→ Work task
Pictures aside, return all of the records exactly as they stand.

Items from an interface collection

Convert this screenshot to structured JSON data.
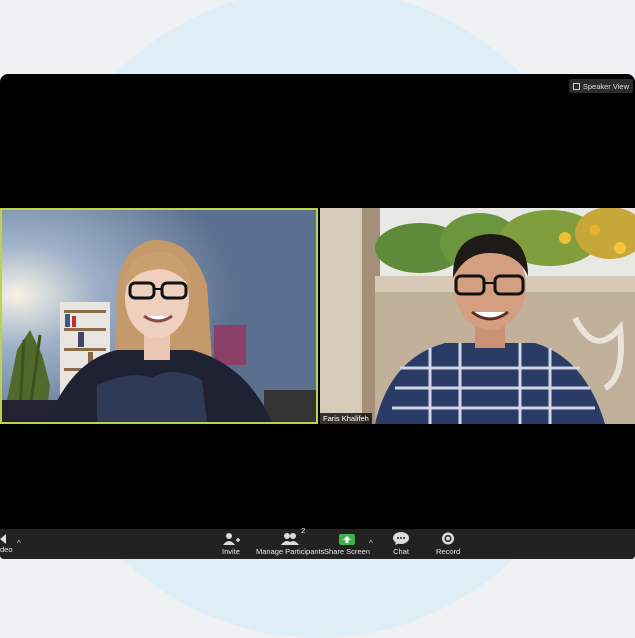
{
  "header": {
    "view_button": "Speaker View"
  },
  "participants": [
    {
      "name": ""
    },
    {
      "name": "Faris Khalifeh"
    }
  ],
  "toolbar": {
    "video_label": "deo",
    "invite_label": "Invite",
    "manage_participants_label": "Manage Participants",
    "participant_count": "2",
    "share_screen_label": "Share Screen",
    "chat_label": "Chat",
    "record_label": "Record"
  },
  "colors": {
    "active_speaker_border": "#b9d64a",
    "share_screen_green": "#3db34a",
    "toolbar_bg": "#222222"
  }
}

→ Your solution
Convert this screenshot to structured JSON data.
{
  "header": {
    "view_button": "Speaker View"
  },
  "participants": [
    {
      "name": ""
    },
    {
      "name": "Faris Khalifeh"
    }
  ],
  "toolbar": {
    "video_label": "deo",
    "invite_label": "Invite",
    "manage_participants_label": "Manage Participants",
    "participant_count": "2",
    "share_screen_label": "Share Screen",
    "chat_label": "Chat",
    "record_label": "Record"
  },
  "colors": {
    "active_speaker_border": "#b9d64a",
    "share_screen_green": "#3db34a",
    "toolbar_bg": "#222222"
  }
}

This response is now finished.